■ **Dataset excerpts**:
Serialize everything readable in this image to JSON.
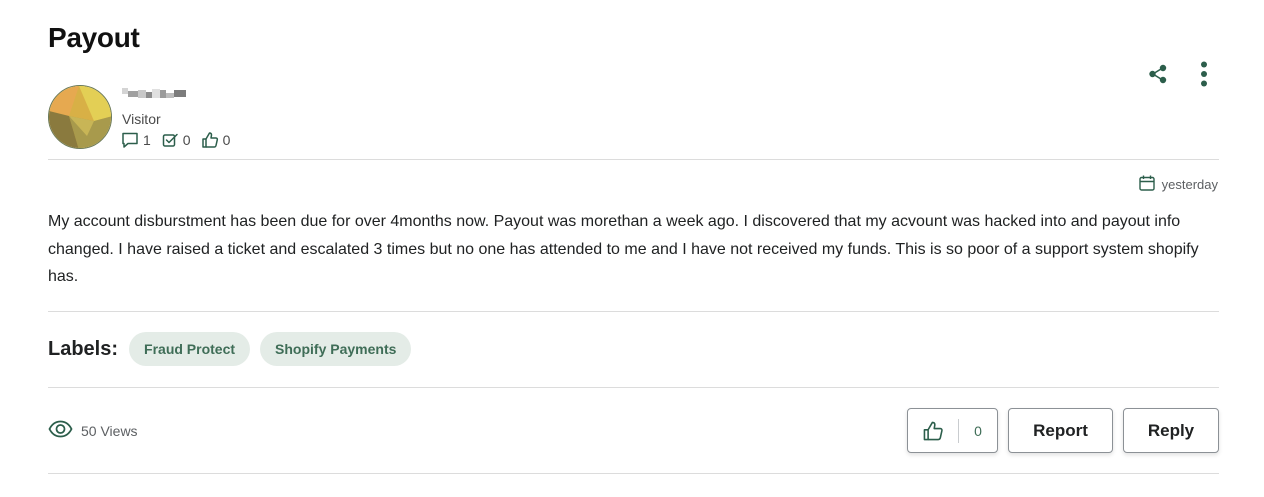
{
  "post": {
    "title": "Payout",
    "author": {
      "role": "Visitor",
      "stats": {
        "messages": "1",
        "solutions": "0",
        "likes": "0"
      }
    },
    "date": "yesterday",
    "body": "My account disburstment has been due for over 4months now. Payout was morethan a week ago. I discovered that my acvount was hacked into and payout info changed.  I have raised a ticket and escalated 3 times but no one has attended to me and I have not received my funds. This is so poor of a support system shopify has.",
    "labels_title": "Labels:",
    "labels": [
      "Fraud Protect",
      "Shopify Payments"
    ],
    "views": "50 Views",
    "like_count": "0",
    "report_label": "Report",
    "reply_label": "Reply"
  },
  "icons": {
    "share": "share-icon",
    "more": "more-vertical-icon",
    "calendar": "calendar-icon",
    "eye": "eye-icon",
    "thumbs_up": "thumbs-up-icon",
    "message": "message-icon",
    "check": "checkbox-icon"
  },
  "colors": {
    "accent": "#3f6d57",
    "tag_bg": "#e4ece7",
    "icon": "#2c5e4b"
  }
}
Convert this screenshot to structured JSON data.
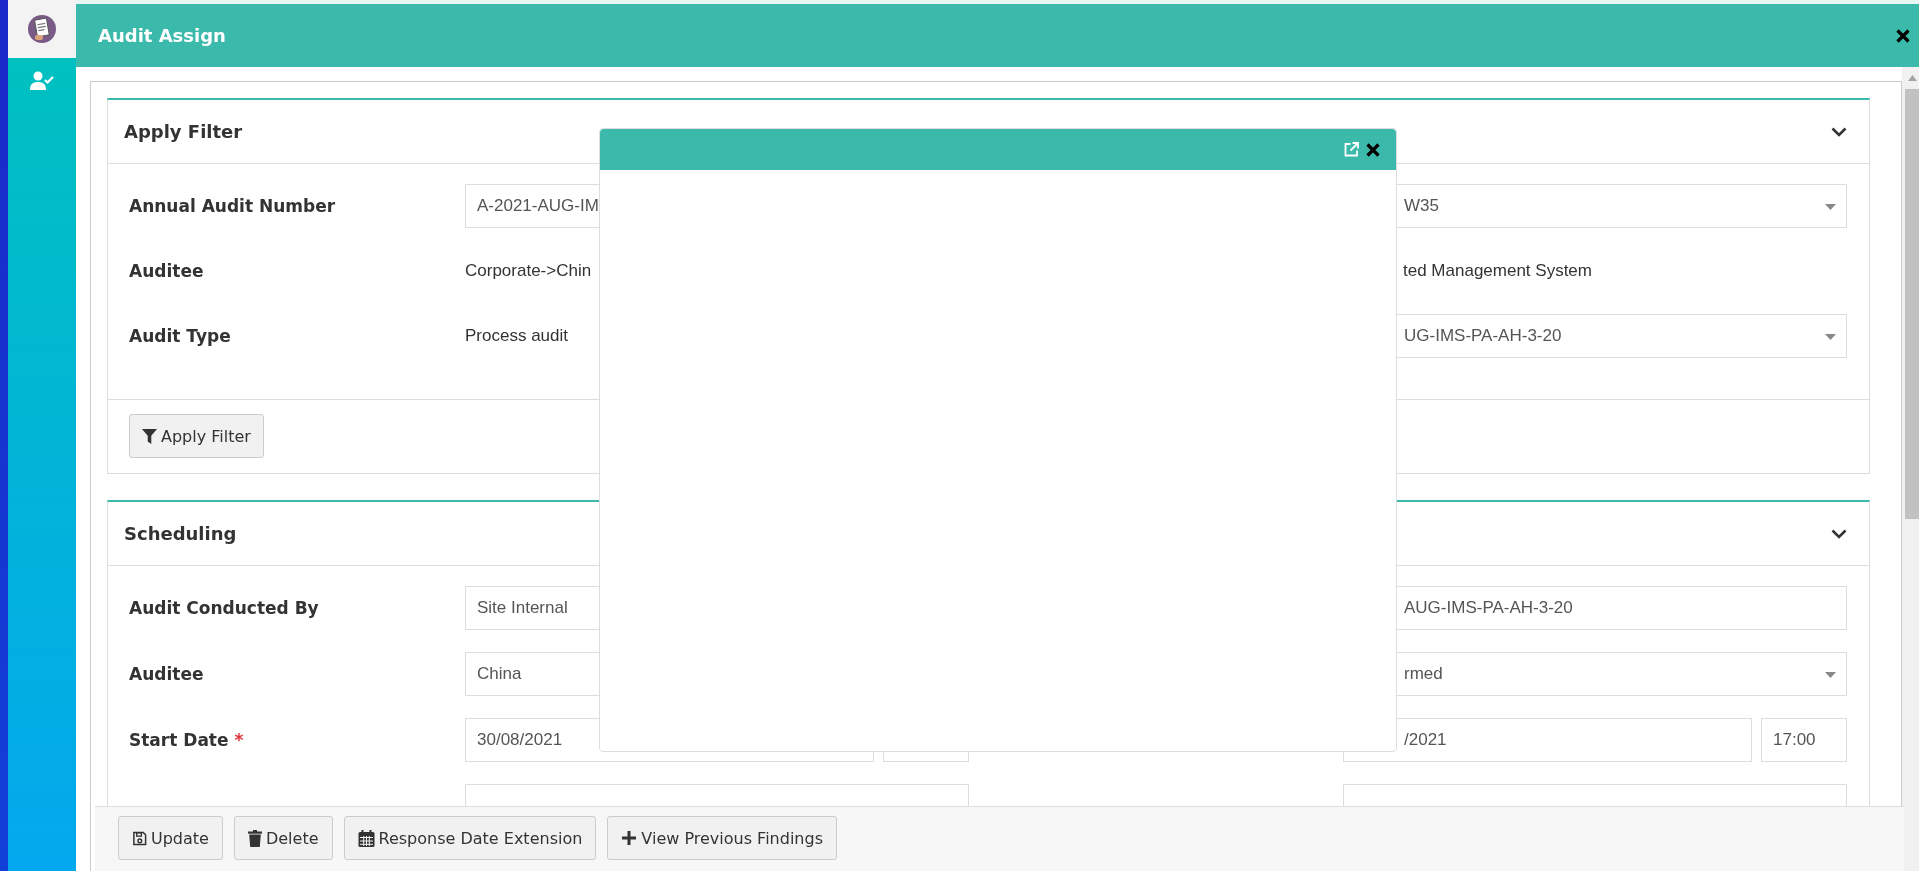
{
  "sidebar": {
    "items": [
      {
        "kind": "logo",
        "selected": true
      },
      {
        "kind": "user-check",
        "selected": false
      }
    ]
  },
  "dialog": {
    "title": "Audit Assign"
  },
  "filter_panel": {
    "title": "Apply Filter",
    "expanded": true,
    "rows": [
      {
        "left": {
          "label": "Annual Audit Number",
          "kind": "input",
          "value": "A-2021-AUG-IM"
        },
        "right": {
          "kind": "select",
          "value": "W35"
        }
      },
      {
        "left": {
          "label": "Auditee",
          "kind": "plain",
          "value": "Corporate->Chin"
        },
        "right": {
          "kind": "plain",
          "value": "ted Management System"
        }
      },
      {
        "left": {
          "label": "Audit Type",
          "kind": "plain",
          "value": "Process audit"
        },
        "right": {
          "kind": "select",
          "value": "UG-IMS-PA-AH-3-20"
        }
      }
    ],
    "button": "Apply Filter"
  },
  "scheduling_panel": {
    "title": "Scheduling",
    "expanded": true,
    "rows": [
      {
        "left": {
          "label": "Audit Conducted By",
          "kind": "input",
          "value": "Site Internal"
        },
        "right": {
          "kind": "input",
          "value": "AUG-IMS-PA-AH-3-20"
        }
      },
      {
        "left": {
          "label": "Auditee",
          "kind": "input",
          "value": "China"
        },
        "right": {
          "kind": "select",
          "value": "rmed"
        }
      },
      {
        "left": {
          "label": "Start Date",
          "required_mark": "*",
          "kind": "datetime",
          "value": "30/08/2021"
        },
        "right": {
          "kind": "datetime",
          "value": "/2021",
          "time": "17:00"
        }
      },
      {
        "left": {
          "kind": "input"
        },
        "right": {
          "kind": "input"
        }
      }
    ]
  },
  "footer": {
    "buttons": [
      {
        "label": "Update",
        "kind": "save"
      },
      {
        "label": "Delete",
        "kind": "delete"
      },
      {
        "label": "Response Date Extension",
        "kind": "extension"
      },
      {
        "label": "View Previous Findings",
        "kind": "add"
      }
    ]
  },
  "popup": {
    "buttons": [
      {
        "kind": "open-external"
      },
      {
        "kind": "close"
      }
    ]
  }
}
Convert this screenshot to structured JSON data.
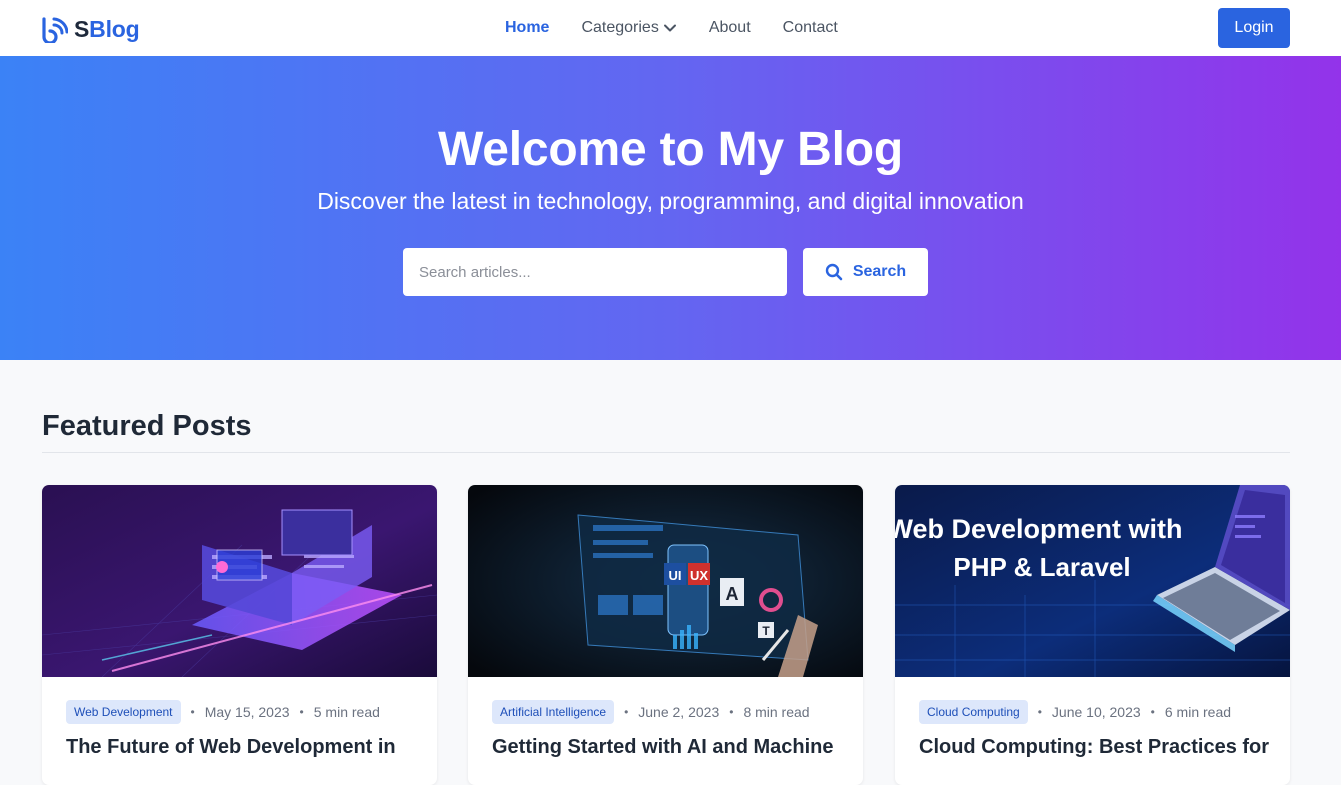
{
  "brand": {
    "name_s": "S",
    "name_rest": "Blog",
    "icon": "wifi-b-logo-icon",
    "color": "#2a64e0"
  },
  "nav": {
    "links": [
      {
        "label": "Home",
        "active": true
      },
      {
        "label": "Categories",
        "icon": "chevron-down-icon"
      },
      {
        "label": "About"
      },
      {
        "label": "Contact"
      }
    ],
    "login_label": "Login"
  },
  "hero": {
    "title": "Welcome to My Blog",
    "subtitle": "Discover the latest in technology, programming, and digital innovation",
    "search_placeholder": "Search articles...",
    "search_label": "Search",
    "search_icon": "search-icon",
    "gradient": [
      "#3b82f6",
      "#6366f1",
      "#9333ea"
    ]
  },
  "featured": {
    "title": "Featured Posts",
    "posts": [
      {
        "category": "Web Development",
        "date": "May 15, 2023",
        "read_time": "5 min read",
        "title": "The Future of Web Development in"
      },
      {
        "category": "Artificial Intelligence",
        "date": "June 2, 2023",
        "read_time": "8 min read",
        "title": "Getting Started with AI and Machine",
        "image_labels": {
          "ui": "UI",
          "ux": "UX",
          "a": "A",
          "t": "T"
        }
      },
      {
        "category": "Cloud Computing",
        "date": "June 10, 2023",
        "read_time": "6 min read",
        "title": "Cloud Computing: Best Practices for",
        "image_text_line1": "Web Development with",
        "image_text_line2": "PHP & Laravel"
      }
    ]
  }
}
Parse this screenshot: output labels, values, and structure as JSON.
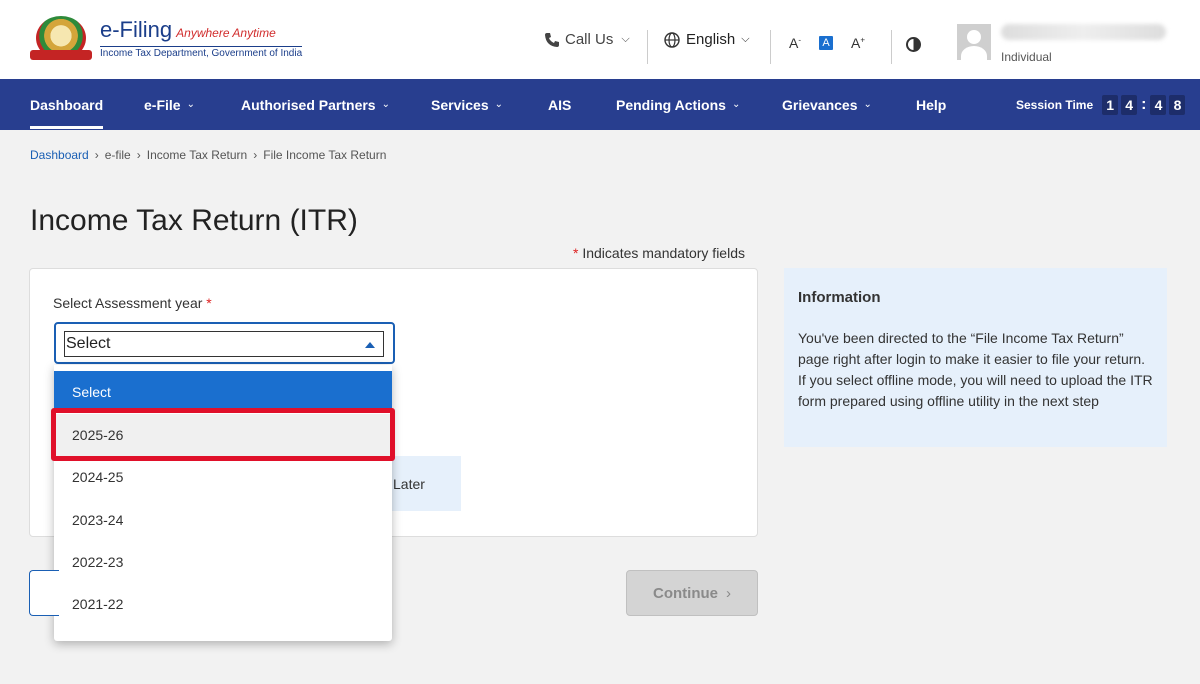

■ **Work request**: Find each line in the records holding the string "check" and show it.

■ **Answer to this problem**:
    "check": "checkbox-icon"
        "kind": "user-check",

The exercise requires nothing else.